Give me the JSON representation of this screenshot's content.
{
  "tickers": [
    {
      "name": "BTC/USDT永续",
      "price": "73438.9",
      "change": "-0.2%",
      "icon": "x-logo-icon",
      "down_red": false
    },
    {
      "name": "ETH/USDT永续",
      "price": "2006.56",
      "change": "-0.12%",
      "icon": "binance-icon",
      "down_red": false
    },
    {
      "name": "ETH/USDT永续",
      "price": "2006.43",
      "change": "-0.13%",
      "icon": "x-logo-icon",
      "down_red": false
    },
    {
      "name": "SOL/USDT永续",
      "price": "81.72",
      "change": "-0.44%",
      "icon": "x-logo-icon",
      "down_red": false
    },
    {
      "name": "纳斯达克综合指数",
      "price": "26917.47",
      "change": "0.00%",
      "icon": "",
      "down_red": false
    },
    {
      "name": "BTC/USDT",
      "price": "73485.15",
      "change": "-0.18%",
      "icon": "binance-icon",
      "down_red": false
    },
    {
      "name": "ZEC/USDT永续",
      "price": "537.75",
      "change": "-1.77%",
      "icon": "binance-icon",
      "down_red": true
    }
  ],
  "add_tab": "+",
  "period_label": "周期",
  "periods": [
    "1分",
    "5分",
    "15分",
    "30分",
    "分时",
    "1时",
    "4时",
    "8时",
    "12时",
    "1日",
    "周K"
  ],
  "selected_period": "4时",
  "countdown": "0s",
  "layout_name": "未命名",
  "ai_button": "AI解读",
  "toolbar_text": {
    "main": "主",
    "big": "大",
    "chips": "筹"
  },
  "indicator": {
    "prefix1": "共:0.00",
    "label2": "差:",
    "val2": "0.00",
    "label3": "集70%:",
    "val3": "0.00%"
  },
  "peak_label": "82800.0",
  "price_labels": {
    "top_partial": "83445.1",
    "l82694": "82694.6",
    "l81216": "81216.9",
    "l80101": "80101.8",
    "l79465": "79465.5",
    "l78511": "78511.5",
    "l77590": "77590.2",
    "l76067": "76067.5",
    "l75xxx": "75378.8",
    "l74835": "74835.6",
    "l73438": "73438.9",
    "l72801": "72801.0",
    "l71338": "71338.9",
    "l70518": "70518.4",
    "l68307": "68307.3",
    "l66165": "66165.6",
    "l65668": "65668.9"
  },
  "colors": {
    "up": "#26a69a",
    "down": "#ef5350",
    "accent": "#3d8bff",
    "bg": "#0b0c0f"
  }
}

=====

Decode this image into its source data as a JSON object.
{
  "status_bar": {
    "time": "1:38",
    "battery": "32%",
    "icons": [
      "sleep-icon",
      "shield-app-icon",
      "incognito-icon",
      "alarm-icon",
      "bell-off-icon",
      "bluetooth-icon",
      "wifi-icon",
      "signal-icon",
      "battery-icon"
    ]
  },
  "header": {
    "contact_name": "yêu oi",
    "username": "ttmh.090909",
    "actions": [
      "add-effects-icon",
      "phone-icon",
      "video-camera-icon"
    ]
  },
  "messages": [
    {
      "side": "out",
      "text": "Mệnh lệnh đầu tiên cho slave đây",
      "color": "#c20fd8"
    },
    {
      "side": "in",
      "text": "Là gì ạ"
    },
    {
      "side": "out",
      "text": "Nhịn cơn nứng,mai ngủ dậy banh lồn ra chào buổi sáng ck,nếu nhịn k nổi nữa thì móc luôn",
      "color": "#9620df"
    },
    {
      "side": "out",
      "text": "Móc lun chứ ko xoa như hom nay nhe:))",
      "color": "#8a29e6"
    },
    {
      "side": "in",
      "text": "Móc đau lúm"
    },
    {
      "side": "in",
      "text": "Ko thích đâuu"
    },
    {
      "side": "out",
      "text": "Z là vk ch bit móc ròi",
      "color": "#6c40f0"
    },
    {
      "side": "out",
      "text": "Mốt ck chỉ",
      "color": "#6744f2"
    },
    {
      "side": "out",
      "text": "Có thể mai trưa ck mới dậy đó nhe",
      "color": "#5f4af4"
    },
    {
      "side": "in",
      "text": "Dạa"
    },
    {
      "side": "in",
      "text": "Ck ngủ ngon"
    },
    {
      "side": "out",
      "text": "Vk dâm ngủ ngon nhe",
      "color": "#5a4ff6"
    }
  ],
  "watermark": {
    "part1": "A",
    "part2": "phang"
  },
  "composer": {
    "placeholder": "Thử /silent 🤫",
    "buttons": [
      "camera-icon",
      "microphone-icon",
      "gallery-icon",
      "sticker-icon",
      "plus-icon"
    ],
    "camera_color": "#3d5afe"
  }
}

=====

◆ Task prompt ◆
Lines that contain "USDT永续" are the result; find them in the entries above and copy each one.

◆ Solution to the problem ◆
      "name": "BTC/USDT永续",
      "name": "ETH/USDT永续",
      "name": "ETH/USDT永续",
      "name": "SOL/USDT永续",
      "name": "ZEC/USDT永续",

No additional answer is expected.